EXERCISE DIRECTIONS -
Search the records for the string "Bldg", then copy each line where it appears.

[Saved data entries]
__________________________________________________

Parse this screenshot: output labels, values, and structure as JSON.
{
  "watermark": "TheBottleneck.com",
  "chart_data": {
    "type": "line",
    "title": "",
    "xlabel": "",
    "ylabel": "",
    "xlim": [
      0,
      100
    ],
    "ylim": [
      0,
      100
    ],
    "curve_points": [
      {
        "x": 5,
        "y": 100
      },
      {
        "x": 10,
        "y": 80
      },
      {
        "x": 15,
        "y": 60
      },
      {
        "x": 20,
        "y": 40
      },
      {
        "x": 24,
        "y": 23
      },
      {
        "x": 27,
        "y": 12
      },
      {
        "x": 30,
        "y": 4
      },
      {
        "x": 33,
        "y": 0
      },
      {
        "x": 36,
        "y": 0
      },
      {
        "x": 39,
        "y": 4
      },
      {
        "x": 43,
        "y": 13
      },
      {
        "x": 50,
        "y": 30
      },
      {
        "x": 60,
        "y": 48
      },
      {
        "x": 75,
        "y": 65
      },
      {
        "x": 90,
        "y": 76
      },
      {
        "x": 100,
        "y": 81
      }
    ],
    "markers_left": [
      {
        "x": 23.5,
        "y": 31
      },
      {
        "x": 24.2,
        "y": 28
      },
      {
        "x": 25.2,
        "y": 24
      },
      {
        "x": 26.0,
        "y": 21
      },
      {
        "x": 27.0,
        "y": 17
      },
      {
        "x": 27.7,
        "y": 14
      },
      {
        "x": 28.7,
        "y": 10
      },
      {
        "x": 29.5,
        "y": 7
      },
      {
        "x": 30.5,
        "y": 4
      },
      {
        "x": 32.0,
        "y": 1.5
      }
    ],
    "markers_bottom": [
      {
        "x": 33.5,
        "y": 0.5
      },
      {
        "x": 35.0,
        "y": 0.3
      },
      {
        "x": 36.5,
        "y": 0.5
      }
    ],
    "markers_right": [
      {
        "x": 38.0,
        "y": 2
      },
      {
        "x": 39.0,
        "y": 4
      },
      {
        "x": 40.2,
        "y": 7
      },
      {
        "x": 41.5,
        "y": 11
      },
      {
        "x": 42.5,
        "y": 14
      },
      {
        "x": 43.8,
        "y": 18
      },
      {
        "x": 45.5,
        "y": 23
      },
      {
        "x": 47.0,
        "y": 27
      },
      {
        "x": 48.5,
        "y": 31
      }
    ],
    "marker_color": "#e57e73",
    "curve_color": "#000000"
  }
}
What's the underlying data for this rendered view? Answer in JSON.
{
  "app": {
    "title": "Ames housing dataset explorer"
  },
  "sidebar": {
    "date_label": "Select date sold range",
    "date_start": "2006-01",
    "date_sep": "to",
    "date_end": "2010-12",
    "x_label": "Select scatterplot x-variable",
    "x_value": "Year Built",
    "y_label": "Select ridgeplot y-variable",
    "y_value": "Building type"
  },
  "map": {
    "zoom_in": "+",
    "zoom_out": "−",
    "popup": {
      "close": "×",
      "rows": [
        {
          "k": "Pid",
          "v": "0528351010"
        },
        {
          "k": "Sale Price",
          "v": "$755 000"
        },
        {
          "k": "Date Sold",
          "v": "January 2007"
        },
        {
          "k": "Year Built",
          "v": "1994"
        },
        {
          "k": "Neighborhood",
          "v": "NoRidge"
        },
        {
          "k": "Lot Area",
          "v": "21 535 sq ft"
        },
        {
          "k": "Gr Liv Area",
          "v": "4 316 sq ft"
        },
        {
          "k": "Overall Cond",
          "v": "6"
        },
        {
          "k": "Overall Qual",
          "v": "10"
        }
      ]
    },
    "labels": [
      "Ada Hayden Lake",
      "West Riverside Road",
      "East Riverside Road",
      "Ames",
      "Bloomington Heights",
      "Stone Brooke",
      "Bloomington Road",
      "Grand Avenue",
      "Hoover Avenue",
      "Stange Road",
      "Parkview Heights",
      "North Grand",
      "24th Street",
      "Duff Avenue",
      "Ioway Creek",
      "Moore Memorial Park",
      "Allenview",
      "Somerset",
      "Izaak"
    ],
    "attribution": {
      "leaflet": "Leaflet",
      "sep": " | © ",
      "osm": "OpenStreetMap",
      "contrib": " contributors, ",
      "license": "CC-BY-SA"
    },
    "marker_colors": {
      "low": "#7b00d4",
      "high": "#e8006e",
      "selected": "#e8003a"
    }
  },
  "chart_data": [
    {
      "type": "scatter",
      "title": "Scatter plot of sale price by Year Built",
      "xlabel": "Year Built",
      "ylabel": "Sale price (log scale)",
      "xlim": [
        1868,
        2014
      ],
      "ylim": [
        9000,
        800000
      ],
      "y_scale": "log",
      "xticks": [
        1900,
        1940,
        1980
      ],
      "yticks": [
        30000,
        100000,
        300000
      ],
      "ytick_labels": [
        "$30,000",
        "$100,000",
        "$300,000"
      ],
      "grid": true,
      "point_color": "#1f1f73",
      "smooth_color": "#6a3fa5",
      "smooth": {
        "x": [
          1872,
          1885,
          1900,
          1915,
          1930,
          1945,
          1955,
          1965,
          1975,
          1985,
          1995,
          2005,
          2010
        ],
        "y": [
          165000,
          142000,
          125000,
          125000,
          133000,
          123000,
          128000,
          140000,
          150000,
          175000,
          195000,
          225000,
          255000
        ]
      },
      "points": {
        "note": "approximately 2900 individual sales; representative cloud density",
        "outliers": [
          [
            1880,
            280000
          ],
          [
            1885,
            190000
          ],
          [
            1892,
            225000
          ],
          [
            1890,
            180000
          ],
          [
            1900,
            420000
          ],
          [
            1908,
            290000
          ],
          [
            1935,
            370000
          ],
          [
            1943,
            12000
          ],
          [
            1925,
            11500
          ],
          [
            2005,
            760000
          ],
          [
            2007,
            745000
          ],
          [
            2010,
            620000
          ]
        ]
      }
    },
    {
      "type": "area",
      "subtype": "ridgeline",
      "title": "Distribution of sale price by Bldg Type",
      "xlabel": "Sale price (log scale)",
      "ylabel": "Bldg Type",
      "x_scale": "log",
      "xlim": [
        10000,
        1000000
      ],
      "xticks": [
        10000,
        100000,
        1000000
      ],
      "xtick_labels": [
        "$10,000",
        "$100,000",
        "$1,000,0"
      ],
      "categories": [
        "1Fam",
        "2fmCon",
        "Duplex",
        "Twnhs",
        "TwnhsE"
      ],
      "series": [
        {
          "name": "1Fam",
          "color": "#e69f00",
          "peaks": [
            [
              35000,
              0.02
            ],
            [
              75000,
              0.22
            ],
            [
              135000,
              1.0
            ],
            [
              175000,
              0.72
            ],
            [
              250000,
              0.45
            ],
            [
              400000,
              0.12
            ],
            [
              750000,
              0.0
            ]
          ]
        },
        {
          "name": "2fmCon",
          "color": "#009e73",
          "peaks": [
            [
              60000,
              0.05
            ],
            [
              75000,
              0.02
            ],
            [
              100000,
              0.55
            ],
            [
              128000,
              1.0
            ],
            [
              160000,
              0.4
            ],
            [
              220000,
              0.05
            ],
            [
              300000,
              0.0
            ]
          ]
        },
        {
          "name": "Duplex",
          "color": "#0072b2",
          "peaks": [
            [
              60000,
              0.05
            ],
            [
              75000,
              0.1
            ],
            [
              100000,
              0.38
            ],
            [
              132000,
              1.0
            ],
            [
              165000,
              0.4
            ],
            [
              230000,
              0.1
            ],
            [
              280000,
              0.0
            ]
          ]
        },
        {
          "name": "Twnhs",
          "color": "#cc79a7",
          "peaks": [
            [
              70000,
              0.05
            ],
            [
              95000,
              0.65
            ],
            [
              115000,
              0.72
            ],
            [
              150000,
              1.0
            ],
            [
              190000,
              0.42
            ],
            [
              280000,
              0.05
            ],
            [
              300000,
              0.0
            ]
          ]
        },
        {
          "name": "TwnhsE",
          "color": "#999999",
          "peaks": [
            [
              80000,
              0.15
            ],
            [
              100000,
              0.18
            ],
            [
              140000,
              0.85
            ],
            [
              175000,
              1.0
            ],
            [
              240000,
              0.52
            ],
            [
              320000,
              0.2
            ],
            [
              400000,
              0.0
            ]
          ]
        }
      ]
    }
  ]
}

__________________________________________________

RESPONSE FOR THIS EXERCISE -
      "title": "Distribution of sale price by Bldg Type",
      "ylabel": "Bldg Type",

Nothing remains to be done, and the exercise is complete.